“After all the data is compiled and all the evaluations are completed, I’m interested to see, in three years, if it made a difference. And if it did, why? If it didn’t, why not?”
Simspon said he is confident that the grant and program will greatly improve the quality of instruction in public-school math and science classrooms but regardless of what the collected data suggests, he said he knows that Maryville College students and the participating faculty members will benefit from the College’s participation in the ETnMSP.
“These faculty members are going to have a greater understanding of what’s going on in the high schools, what’s missing [curricular-wise],” he said. “They’ll know why some of their first-year students may be struggling with particular math and science concepts and be able to identify needs more quickly.”
Because Bunde, Crain and Ribble all advise teacher licensure students, their participation in the grant will specifically aid those future teachers because they’ll have insight into what public-school teachers are facing in the classroom and may be able to share teaching strategies with their advisees, he added.
Faculty members’ exposure to more real-world applications, suggested through the advisory committee, will also enrich current college students’ classroom experiences, the grant director said.
Lashley said she wrote the ETnMSP grant with Maryville College in mind as the administrator.
Since 1995, more than 80 percent of students enrolled in Maryville College’s teacher-education program have been placed in full-time teaching positions within a year of graduation.
“Maryville College has a highly respected teacher education program, and I knew that Dr. Simpson was an excellent person with whom to work,” she explained. “I have heard a lot about the College’s outstanding faculty in mathematics and science.”

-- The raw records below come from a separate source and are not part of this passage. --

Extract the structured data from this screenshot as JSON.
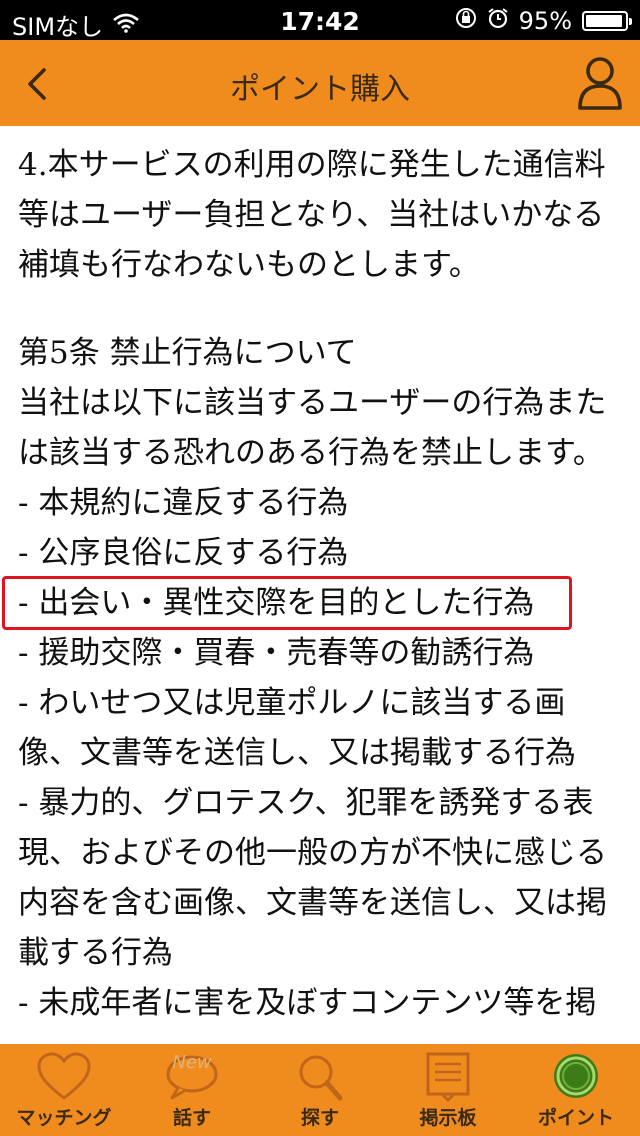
{
  "status_bar": {
    "carrier": "SIMなし",
    "time": "17:42",
    "battery": "95%",
    "battery_level": 0.95,
    "icons": [
      "wifi-icon",
      "orientation-lock-icon",
      "alarm-icon",
      "battery-icon"
    ]
  },
  "nav": {
    "title": "ポイント購入",
    "back_icon": "chevron-left-icon",
    "user_icon": "user-icon"
  },
  "content": {
    "lines": [
      "4.本サービスの利用の際に発生した通信料",
      "等はユーザー負担となり、当社はいかなる",
      "補填も行なわないものとします。",
      "",
      "第5条 禁止行為について",
      "当社は以下に該当するユーザーの行為また",
      "は該当する恐れのある行為を禁止します。",
      "- 本規約に違反する行為",
      "- 公序良俗に反する行為",
      "- 出会い・異性交際を目的とした行為",
      "- 援助交際・買春・売春等の勧誘行為",
      "- わいせつ又は児童ポルノに該当する画",
      "像、文書等を送信し、又は掲載する行為",
      "- 暴力的、グロテスク、犯罪を誘発する表",
      "現、およびその他一般の方が不快に感じる",
      "内容を含む画像、文書等を送信し、又は掲",
      "載する行為",
      "- 未成年者に害を及ぼすコンテンツ等を掲"
    ],
    "highlight_color": "#e0141e"
  },
  "tabbar": {
    "tabs": [
      {
        "label": "マッチング",
        "icon": "heart-icon"
      },
      {
        "label": "話す",
        "icon": "speech-bubble-icon",
        "badge": "New"
      },
      {
        "label": "探す",
        "icon": "magnifier-icon"
      },
      {
        "label": "掲示板",
        "icon": "board-icon"
      },
      {
        "label": "ポイント",
        "icon": "coin-icon",
        "active": true
      }
    ]
  },
  "colors": {
    "nav_background": "#f08c1e",
    "nav_text": "#3a2a14",
    "active_icon": "#4a8a1e"
  }
}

That’s a reputation – a legacy – of which Simpson is obviously proud, mentioning that the College’s division of education enjoys a good working relationship with the state department of education and that Maryville leads many peer institutions when it comes to recognition and visibility among state and national education-related organization.
He and Lashley just returned from attending a conference in San Francisco, Calif., where they presented information about the ETnMSP.
“We’re committed to the children and schools of Tennessee, and I want people to know that,” he said. “We have faculty here who are very good at working with teachers, and they’re committed to making our schools the best they can be. I want the college to remain active in the area of teacher education.”
Maryville College is ideally situated in Maryville, Tenn., between the Great Smoky Mountains National Park and Knoxville, the state's third largest city. Founded in 1819, it is the 12th oldest institution of higher learning in the South and maintains an affiliation with the Presbyterian Church (USA). Known for offering its students a rigorous and highly personal experience that includes an undergraduate research requirement, Maryville College is a nationally ranked institution of higher learning that successfully joins the liberal arts and professional preparation. Total enrollment for the fall 2014 semester was 1,213.